The Hubble Space Telescope has caught the dying throes of a supernova 11 billion years ago. The light from the explosion was magnified by a galaxy cluster in front of the exploding star, which acted as a lens. As a result, Hubble was able to see the supernova evolving and displaying more detail than previous supernova images.
The supernova explosion is the result of a stellar core that has collapsed. This core is a neutron star, and it has about the same mass as the Sun. It spins at 30 times per second, shooting out detectable beams of energy. As a result, it looks like a pulsating ball of energy. The Hubble images show how the star was exploding just six hours after its core collapsed. Eventually, the star cooled down and the remnant became an extremely dense object known as a neutron star.
In a new study, astronomers have spotted three separate images of the supernova explosion that occurred over a period of eight days. The Hubble Space Telescope was able to capture three different moments during the supernova explosion, which helped astronomers learn more about the universe’s evolution. The results of the study were published in the peer-reviewed journal Nature.

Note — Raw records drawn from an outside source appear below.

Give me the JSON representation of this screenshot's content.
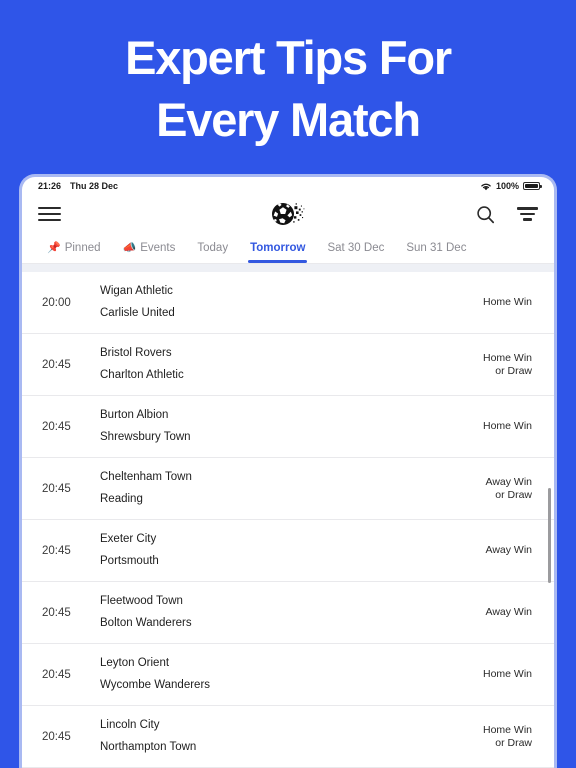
{
  "hero": {
    "line1": "Expert Tips For",
    "line2": "Every Match",
    "bg_color": "#2F55E8",
    "text_color": "#FFFFFF"
  },
  "status_bar": {
    "time": "21:26",
    "date": "Thu 28 Dec",
    "battery_percent": "100%",
    "wifi_icon": "wifi-icon",
    "battery_icon": "battery-full-icon"
  },
  "app_bar": {
    "menu_icon": "hamburger-menu-icon",
    "logo_icon": "soccer-ball-logo",
    "search_icon": "search-icon",
    "filter_icon": "filter-icon"
  },
  "tabs": [
    {
      "label": "Pinned",
      "emoji": "📌",
      "icon": "pin-icon",
      "active": false
    },
    {
      "label": "Events",
      "emoji": "📣",
      "icon": "megaphone-icon",
      "active": false
    },
    {
      "label": "Today",
      "emoji": "",
      "icon": "",
      "active": false
    },
    {
      "label": "Tomorrow",
      "emoji": "",
      "icon": "",
      "active": true
    },
    {
      "label": "Sat 30 Dec",
      "emoji": "",
      "icon": "",
      "active": false
    },
    {
      "label": "Sun 31 Dec",
      "emoji": "",
      "icon": "",
      "active": false
    }
  ],
  "accent_color": "#3358E0",
  "matches": [
    {
      "time": "20:00",
      "home": "Wigan Athletic",
      "away": "Carlisle United",
      "tip": "Home Win"
    },
    {
      "time": "20:45",
      "home": "Bristol Rovers",
      "away": "Charlton Athletic",
      "tip": "Home Win\nor Draw"
    },
    {
      "time": "20:45",
      "home": "Burton Albion",
      "away": "Shrewsbury Town",
      "tip": "Home Win"
    },
    {
      "time": "20:45",
      "home": "Cheltenham Town",
      "away": "Reading",
      "tip": "Away Win\nor Draw"
    },
    {
      "time": "20:45",
      "home": "Exeter City",
      "away": "Portsmouth",
      "tip": "Away Win"
    },
    {
      "time": "20:45",
      "home": "Fleetwood Town",
      "away": "Bolton Wanderers",
      "tip": "Away Win"
    },
    {
      "time": "20:45",
      "home": "Leyton Orient",
      "away": "Wycombe Wanderers",
      "tip": "Home Win"
    },
    {
      "time": "20:45",
      "home": "Lincoln City",
      "away": "Northampton Town",
      "tip": "Home Win\nor Draw"
    }
  ]
}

Another significant finding of the Hubble Space Telescope is a new way to understand the death of stars in the early universe. The images of the supernova show that their color changes rapidly, from hot blue to cool red. The red color of the dying star indicates that it exploded at the end of its relatively short life span.
Hubble’s previous distance measurements were significantly off. The error was due to the wrong calibration of the standard candles. Hubble had calculated the expansion rate Ho to be 500 km/s/Mpc, which is now down to 70 (+2) km/s/Mpc.
This study supports the theory that dark energy plays a crucial role in the universe. It also argues against the alternative explanations of Type Ia supernovas. Furthermore, it provides evidence that the most distant supernovas can be observed from space. It also confirms that Hubble’s Space Telescope is capable of providing such images.
A supernova is a huge explosion in the universe that has been observed for the first time. The light that we see is only a small fraction of the explosion. Despite this, the light that is emitted by the supernova is still visible to the naked eye.
Hubble’s original purpose was to observe the Ursa Major galaxy, beyond our Milky Way stars. The first Hubble mission aimed to look past our galaxy and into the distant universe, and the second mission was scheduled for later. The Hubble telescope has become a powerful tool to study the evolution of galaxies.
Hubble has studied a number of massive stars in the past, and now has identified the most luminous star, perhaps the most powerful star in the universe. This red supergiant, called Pistol Star, releases 10 million times the energy of the Sun every six seconds. It is even bigger than Earth, and it has enough mass to fill the Earth’s orbit.